The Transport Strategy Centre (TSC) at Imperial College London has closely monitored the impacts of COVID-19 on metro operators through the Community of Metros. This COVID-19 Discussion Paper (click to review the full paper) was published to document the main impacts that metros have faced and the key strategic implications for metro operators and their authorities for the future.
The paper summarises the primary and immediate impacts of the COVID-19 on metros, as well as the key future implications. Due to the pandemic, most metros, including those that did not previously require operational subsidies, are unlikely to be able to cover operating costs in 2021. The ongoing evolution of the pandemic makes it clear that the recovery period will be extended well beyond 2021 and some new travel patterns are likely to stay.
Even at much lower demand metros still provide critical urban mobility, and it is important to recognise that metros have high proportions of fixed costs and long-term impacts on economies of cities. Therefore, it is better to maximise benefits than to minimise costs. Additional government support and sustainable fares policies are critical for metros as part of a long-term strategy.

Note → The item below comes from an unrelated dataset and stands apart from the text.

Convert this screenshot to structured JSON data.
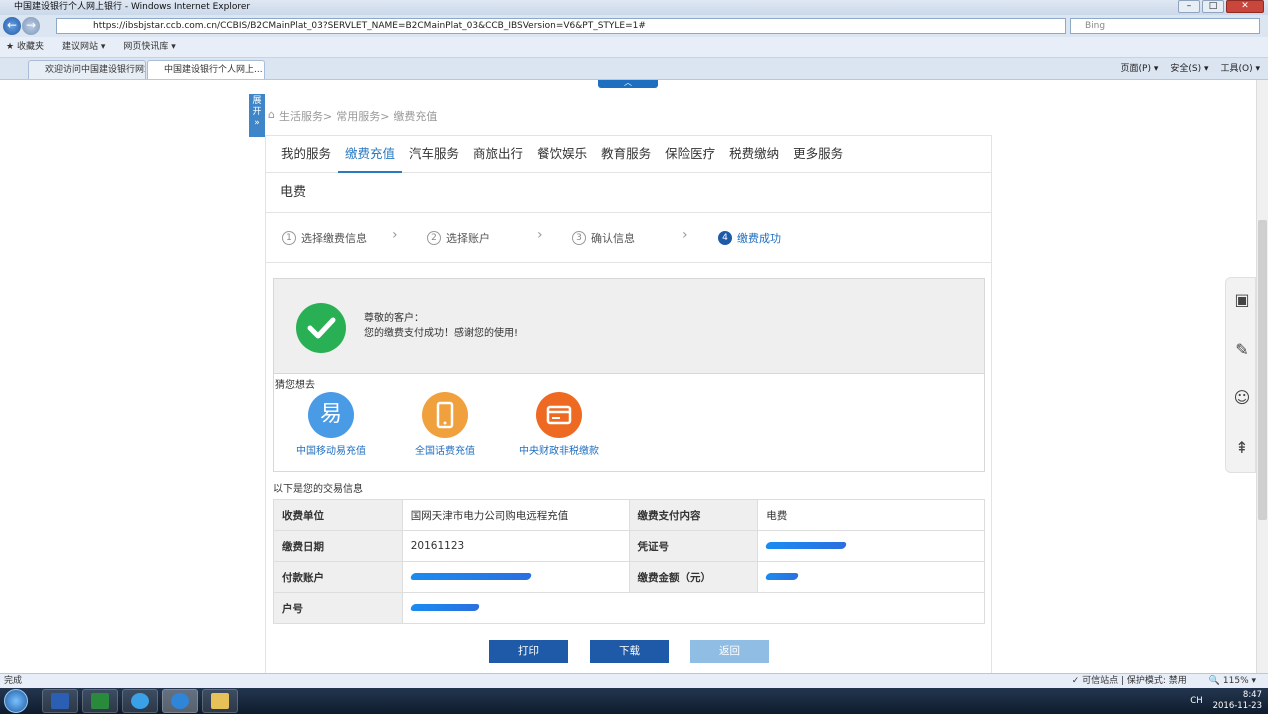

Sustaining and even increasing investment programmes to modernise existing systems and build extensions would enable the best possible recovery, as well as support long-term work for generations to come.